- _What you should do_: The number of lines holding "name" is all you should give; count them in the records below.
(Record extracts)
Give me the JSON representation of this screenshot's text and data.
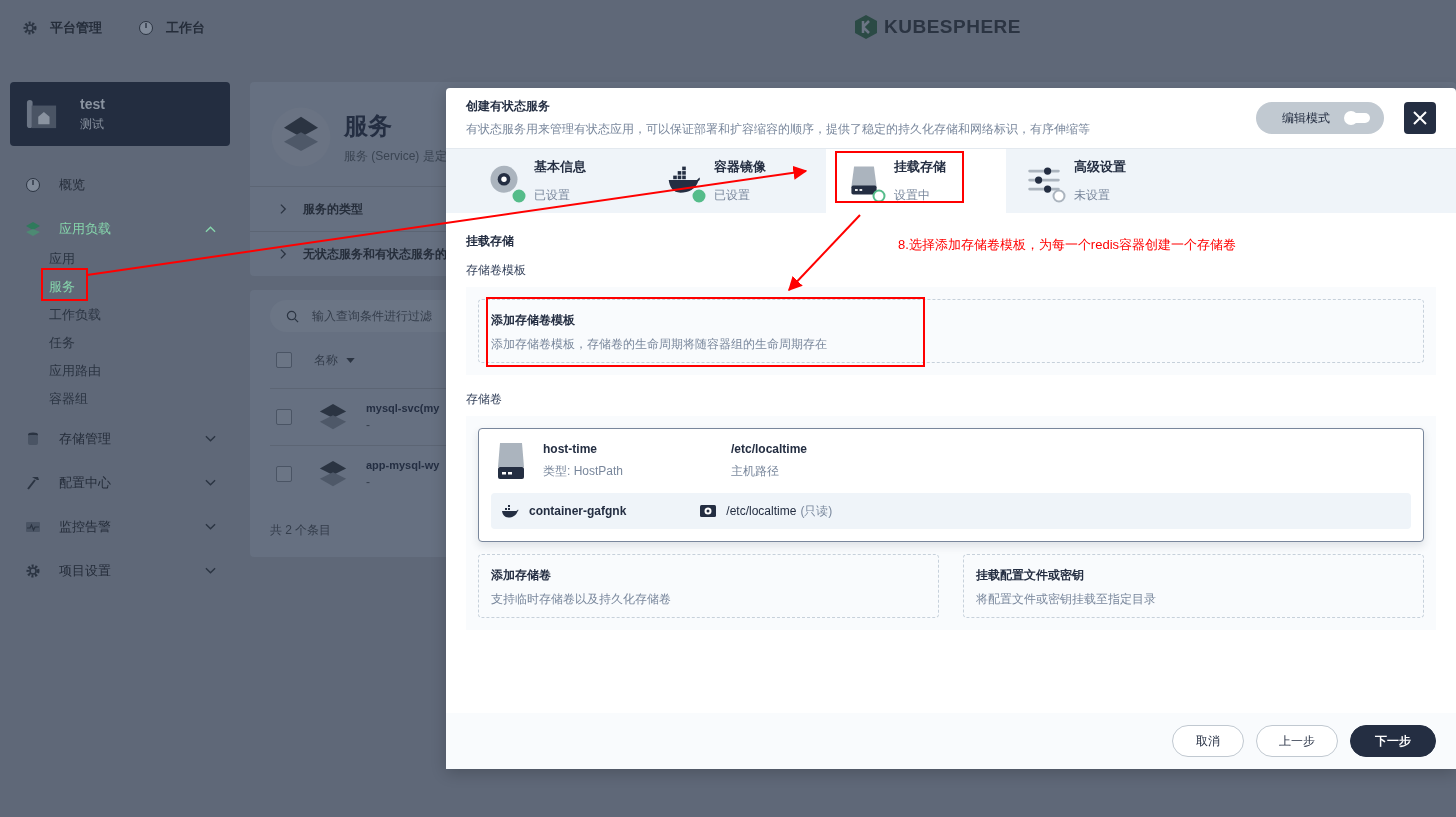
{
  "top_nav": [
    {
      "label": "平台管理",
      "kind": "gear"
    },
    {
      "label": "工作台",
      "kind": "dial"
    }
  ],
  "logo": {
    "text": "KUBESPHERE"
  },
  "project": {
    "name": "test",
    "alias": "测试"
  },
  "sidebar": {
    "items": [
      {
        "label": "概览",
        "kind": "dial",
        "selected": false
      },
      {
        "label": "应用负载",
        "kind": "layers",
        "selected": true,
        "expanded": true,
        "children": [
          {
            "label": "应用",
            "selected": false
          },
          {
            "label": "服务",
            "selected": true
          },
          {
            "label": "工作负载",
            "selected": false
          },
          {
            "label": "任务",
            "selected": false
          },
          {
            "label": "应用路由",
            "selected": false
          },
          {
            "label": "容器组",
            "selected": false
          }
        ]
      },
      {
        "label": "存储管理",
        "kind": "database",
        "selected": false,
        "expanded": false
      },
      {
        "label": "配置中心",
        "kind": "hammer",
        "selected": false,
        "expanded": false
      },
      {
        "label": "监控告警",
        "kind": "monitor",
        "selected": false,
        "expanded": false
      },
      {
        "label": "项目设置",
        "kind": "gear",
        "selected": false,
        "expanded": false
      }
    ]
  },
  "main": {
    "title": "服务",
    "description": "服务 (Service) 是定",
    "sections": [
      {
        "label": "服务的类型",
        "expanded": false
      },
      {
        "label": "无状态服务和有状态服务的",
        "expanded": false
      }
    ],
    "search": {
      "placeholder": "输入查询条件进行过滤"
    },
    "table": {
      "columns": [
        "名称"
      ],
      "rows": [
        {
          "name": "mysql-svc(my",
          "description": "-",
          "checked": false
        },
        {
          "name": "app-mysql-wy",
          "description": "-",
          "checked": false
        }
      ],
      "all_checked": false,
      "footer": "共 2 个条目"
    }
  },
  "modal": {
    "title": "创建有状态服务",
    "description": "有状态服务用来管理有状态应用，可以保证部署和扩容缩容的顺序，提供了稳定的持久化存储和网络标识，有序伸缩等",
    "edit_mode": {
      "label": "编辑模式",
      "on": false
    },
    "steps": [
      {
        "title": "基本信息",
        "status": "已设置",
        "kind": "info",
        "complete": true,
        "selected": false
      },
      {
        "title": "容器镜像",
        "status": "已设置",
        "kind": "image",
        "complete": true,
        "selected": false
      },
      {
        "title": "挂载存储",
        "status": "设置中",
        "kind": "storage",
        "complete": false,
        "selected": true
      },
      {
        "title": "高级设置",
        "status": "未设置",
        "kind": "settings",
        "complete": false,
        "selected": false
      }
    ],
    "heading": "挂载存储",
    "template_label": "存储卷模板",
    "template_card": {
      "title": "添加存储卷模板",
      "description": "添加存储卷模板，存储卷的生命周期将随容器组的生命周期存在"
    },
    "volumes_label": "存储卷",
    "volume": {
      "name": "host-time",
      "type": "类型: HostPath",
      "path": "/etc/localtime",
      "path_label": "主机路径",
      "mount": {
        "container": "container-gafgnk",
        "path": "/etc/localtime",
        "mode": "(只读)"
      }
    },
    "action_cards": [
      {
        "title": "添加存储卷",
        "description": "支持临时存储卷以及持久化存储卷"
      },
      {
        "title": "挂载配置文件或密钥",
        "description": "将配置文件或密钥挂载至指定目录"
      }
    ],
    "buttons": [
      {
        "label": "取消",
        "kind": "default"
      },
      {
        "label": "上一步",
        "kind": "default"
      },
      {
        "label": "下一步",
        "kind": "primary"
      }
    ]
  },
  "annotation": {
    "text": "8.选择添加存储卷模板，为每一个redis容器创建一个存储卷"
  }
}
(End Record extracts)
- _Reply to the task_: 4